DATA RECORDS section start

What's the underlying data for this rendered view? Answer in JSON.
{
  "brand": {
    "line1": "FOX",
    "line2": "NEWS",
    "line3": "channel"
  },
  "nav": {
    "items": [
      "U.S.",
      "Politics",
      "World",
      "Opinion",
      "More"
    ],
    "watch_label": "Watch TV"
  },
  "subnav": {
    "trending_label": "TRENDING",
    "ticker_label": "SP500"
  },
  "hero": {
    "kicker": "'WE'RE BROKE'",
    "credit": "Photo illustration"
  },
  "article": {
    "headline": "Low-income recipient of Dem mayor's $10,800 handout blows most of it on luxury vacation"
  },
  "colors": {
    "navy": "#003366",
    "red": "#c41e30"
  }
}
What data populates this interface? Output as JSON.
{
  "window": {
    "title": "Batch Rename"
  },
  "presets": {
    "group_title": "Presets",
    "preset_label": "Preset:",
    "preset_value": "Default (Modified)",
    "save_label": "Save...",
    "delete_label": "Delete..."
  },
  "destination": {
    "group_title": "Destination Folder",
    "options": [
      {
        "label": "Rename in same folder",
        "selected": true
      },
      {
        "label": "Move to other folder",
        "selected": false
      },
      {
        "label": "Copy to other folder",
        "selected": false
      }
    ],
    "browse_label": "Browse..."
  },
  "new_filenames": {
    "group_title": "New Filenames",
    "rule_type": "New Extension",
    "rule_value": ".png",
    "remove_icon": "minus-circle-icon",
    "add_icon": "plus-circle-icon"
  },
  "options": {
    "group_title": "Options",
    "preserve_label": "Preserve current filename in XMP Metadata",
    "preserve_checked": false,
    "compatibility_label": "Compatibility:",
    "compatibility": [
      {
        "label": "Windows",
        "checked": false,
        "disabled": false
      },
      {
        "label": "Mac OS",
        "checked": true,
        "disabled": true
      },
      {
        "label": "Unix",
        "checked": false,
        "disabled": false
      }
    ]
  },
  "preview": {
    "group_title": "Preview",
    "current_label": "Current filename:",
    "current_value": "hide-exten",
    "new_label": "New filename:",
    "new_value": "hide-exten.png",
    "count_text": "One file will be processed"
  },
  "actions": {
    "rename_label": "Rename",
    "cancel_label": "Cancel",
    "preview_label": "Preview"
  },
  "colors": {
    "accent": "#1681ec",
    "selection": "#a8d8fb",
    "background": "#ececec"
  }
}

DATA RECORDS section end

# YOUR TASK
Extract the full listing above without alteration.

# SOLVED PROBLEM
What's the underlying data for this rendered view? Answer in JSON.
{
  "brand": {
    "line1": "FOX",
    "line2": "NEWS",
    "line3": "channel"
  },
  "nav": {
    "items": [
      "U.S.",
      "Politics",
      "World",
      "Opinion",
      "More"
    ],
    "watch_label": "Watch TV"
  },
  "subnav": {
    "trending_label": "TRENDING",
    "ticker_label": "SP500"
  },
  "hero": {
    "kicker": "'WE'RE BROKE'",
    "credit": "Photo illustration"
  },
  "article": {
    "headline": "Low-income recipient of Dem mayor's $10,800 handout blows most of it on luxury vacation"
  },
  "colors": {
    "navy": "#003366",
    "red": "#c41e30"
  }
}
What data populates this interface? Output as JSON.
{
  "window": {
    "title": "Batch Rename"
  },
  "presets": {
    "group_title": "Presets",
    "preset_label": "Preset:",
    "preset_value": "Default (Modified)",
    "save_label": "Save...",
    "delete_label": "Delete..."
  },
  "destination": {
    "group_title": "Destination Folder",
    "options": [
      {
        "label": "Rename in same folder",
        "selected": true
      },
      {
        "label": "Move to other folder",
        "selected": false
      },
      {
        "label": "Copy to other folder",
        "selected": false
      }
    ],
    "browse_label": "Browse..."
  },
  "new_filenames": {
    "group_title": "New Filenames",
    "rule_type": "New Extension",
    "rule_value": ".png",
    "remove_icon": "minus-circle-icon",
    "add_icon": "plus-circle-icon"
  },
  "options": {
    "group_title": "Options",
    "preserve_label": "Preserve current filename in XMP Metadata",
    "preserve_checked": false,
    "compatibility_label": "Compatibility:",
    "compatibility": [
      {
        "label": "Windows",
        "checked": false,
        "disabled": false
      },
      {
        "label": "Mac OS",
        "checked": true,
        "disabled": true
      },
      {
        "label": "Unix",
        "checked": false,
        "disabled": false
      }
    ]
  },
  "preview": {
    "group_title": "Preview",
    "current_label": "Current filename:",
    "current_value": "hide-exten",
    "new_label": "New filename:",
    "new_value": "hide-exten.png",
    "count_text": "One file will be processed"
  },
  "actions": {
    "rename_label": "Rename",
    "cancel_label": "Cancel",
    "preview_label": "Preview"
  },
  "colors": {
    "accent": "#1681ec",
    "selection": "#a8d8fb",
    "background": "#ececec"
  }
}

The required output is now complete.